The nonprofit sector has a long history and culture of underinvesting in talent. In the name of financial stewardship and the doctrine of mission, nonprofit employees have existed within a culture where working harder for less money is a badge of honor. As admirable as this commitment to working for the benefit of our communities and others has been, over time the ratchet effect of lower wages in ever tightening budgets, lack of investment in professional development, and the organic burgeoning of nonprofit roles in which people continue to take on more and more responsibility without increase in compensation has led to the sector falling far behind in talent compensation.
Beyond the obvious issue of fairness in compensation, this long-term underinvestment in talent threatens to collide with the low unemployment in our country currently, growth in the number of nonprofits, increased competition for funds, and an aging leadership population in the nonprofit world. The result? A perfect storm of events setting up a climate of tough competition for talent. Add to that the fact that employees cite a lack of growth and development opportunities as one of their top reasons for leaving an organization, and the lack of investment on multiple fronts over the last decades, is suddenly catching up to us.
According to Stanford Social Innovation Review, “the majority of our survey respondents (57 percent) attributed their retention challenges at least partially to low compensation, an issue that can feel daunting to many nonprofits. Lack of development and growth opportunities ranked next, cited by half of respondents as a reason that leaders leave their organizations (Landles-Cobb et al.).”

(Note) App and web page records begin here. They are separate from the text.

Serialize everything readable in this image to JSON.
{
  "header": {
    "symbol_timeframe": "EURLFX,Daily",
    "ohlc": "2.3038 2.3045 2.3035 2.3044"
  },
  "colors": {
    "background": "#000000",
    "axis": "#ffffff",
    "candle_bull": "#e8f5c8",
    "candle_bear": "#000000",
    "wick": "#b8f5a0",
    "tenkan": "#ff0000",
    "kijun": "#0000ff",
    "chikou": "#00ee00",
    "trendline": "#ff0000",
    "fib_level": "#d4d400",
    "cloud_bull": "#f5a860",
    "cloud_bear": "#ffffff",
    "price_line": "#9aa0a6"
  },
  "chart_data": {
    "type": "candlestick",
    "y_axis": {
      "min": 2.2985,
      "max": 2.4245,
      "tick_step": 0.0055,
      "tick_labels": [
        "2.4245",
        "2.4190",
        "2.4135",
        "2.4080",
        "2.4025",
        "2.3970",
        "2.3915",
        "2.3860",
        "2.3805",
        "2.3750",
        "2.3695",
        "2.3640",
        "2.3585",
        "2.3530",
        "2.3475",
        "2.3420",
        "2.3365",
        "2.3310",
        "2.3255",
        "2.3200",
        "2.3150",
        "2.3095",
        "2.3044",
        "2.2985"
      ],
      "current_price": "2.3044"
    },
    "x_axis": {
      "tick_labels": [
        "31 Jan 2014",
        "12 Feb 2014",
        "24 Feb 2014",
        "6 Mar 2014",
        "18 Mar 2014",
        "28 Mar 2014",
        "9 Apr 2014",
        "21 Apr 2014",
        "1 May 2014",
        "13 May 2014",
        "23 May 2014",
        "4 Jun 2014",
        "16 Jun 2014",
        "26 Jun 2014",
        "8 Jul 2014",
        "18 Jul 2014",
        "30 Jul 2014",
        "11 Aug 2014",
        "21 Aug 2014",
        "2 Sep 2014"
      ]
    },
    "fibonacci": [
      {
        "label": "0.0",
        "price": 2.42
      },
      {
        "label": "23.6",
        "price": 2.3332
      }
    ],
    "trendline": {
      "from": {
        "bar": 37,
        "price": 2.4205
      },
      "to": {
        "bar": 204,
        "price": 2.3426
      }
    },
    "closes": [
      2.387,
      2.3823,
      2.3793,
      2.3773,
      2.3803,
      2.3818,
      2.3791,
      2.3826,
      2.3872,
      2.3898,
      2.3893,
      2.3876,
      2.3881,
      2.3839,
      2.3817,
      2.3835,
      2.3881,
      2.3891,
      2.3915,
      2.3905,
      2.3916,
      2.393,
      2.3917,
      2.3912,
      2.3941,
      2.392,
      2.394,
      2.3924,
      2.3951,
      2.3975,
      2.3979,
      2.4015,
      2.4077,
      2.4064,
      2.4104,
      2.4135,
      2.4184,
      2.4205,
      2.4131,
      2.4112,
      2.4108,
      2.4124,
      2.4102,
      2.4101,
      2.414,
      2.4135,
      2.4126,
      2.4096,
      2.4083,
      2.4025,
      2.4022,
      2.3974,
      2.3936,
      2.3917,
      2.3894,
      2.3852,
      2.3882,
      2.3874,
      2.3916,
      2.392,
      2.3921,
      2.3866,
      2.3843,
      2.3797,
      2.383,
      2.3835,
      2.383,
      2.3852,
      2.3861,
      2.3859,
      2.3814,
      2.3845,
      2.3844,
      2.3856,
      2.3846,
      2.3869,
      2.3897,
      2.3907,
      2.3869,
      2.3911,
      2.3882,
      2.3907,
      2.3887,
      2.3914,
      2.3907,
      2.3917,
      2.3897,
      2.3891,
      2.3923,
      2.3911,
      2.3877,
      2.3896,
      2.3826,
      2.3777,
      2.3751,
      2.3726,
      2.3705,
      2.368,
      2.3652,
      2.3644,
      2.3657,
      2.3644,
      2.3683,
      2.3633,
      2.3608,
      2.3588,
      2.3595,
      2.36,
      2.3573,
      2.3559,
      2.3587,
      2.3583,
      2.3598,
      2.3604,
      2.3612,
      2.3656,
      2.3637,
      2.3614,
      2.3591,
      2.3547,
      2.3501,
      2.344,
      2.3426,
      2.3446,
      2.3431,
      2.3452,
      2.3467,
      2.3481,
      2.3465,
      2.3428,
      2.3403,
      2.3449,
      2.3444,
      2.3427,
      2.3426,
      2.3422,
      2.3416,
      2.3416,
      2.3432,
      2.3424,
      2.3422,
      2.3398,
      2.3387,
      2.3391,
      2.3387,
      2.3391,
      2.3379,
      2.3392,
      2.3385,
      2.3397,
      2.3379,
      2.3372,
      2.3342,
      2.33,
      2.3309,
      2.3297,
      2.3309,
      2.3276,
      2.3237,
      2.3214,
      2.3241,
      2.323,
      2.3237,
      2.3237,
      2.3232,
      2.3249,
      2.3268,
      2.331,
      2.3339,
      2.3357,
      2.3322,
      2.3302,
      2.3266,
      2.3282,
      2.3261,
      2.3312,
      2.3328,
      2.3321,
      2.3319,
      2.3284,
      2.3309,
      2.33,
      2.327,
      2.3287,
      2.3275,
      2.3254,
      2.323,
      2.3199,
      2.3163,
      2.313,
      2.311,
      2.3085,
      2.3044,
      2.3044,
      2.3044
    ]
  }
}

Nonprofits that fail to invest time, energy and resources into developing their existing talent will begin to see them depart. Nonprofits that fail to bring their employee compensation structures into a solid market range will begin to lose valuable talent and will struggle to fill empty positions without increasing the salary for that position. When you consider the high financial and opportunity costs of losing a key player, you are left to believe it would be more fiscally responsible and much more beneficial to your organization as a whole to raise salaries to proactively mitigate the loss of great employees. Additionally, prophylactic investment of time and money into professional development can alleviate turnover concerns while further growing the talent you need to achieve your mission and develop a pipeline of future leaders.
People drive results. No organization can outperform its talent. Your people are the key variable for you to achieve your vision – don’t drown in the mindset that you can’t afford to pay your people a market rate or that you can’t invest in their growth. Your organization will pay the cost of either pursuing your goals without the right talent or the cost of turnover. Either way, you risk hobbling your ability to serve your mission.
“The transaction costs alone of finding and attracting a new employee, particularly at the senior level, can be as high as half of her annual salary. But the costs to an organization in productivity, fundraising, and distraction (as members of the board and senior team turn to recruiting and onboarding critical staff positions), can add up to tens or even hundreds of thousands of dollars more (Landles-Cobb et al.).”
The moral of this story? Assess your compensation structures for existing employees and the salaries you offer when hiring new talent. And, create an intentional plan for growth and development for all of your employees. It will take some time on the front end, and you will likely wince at the increase in your budget line for salaries. But…you will set your organization up to more successfully weather the nonprofit talent crisis and allow your team and your nonprofit to thrive.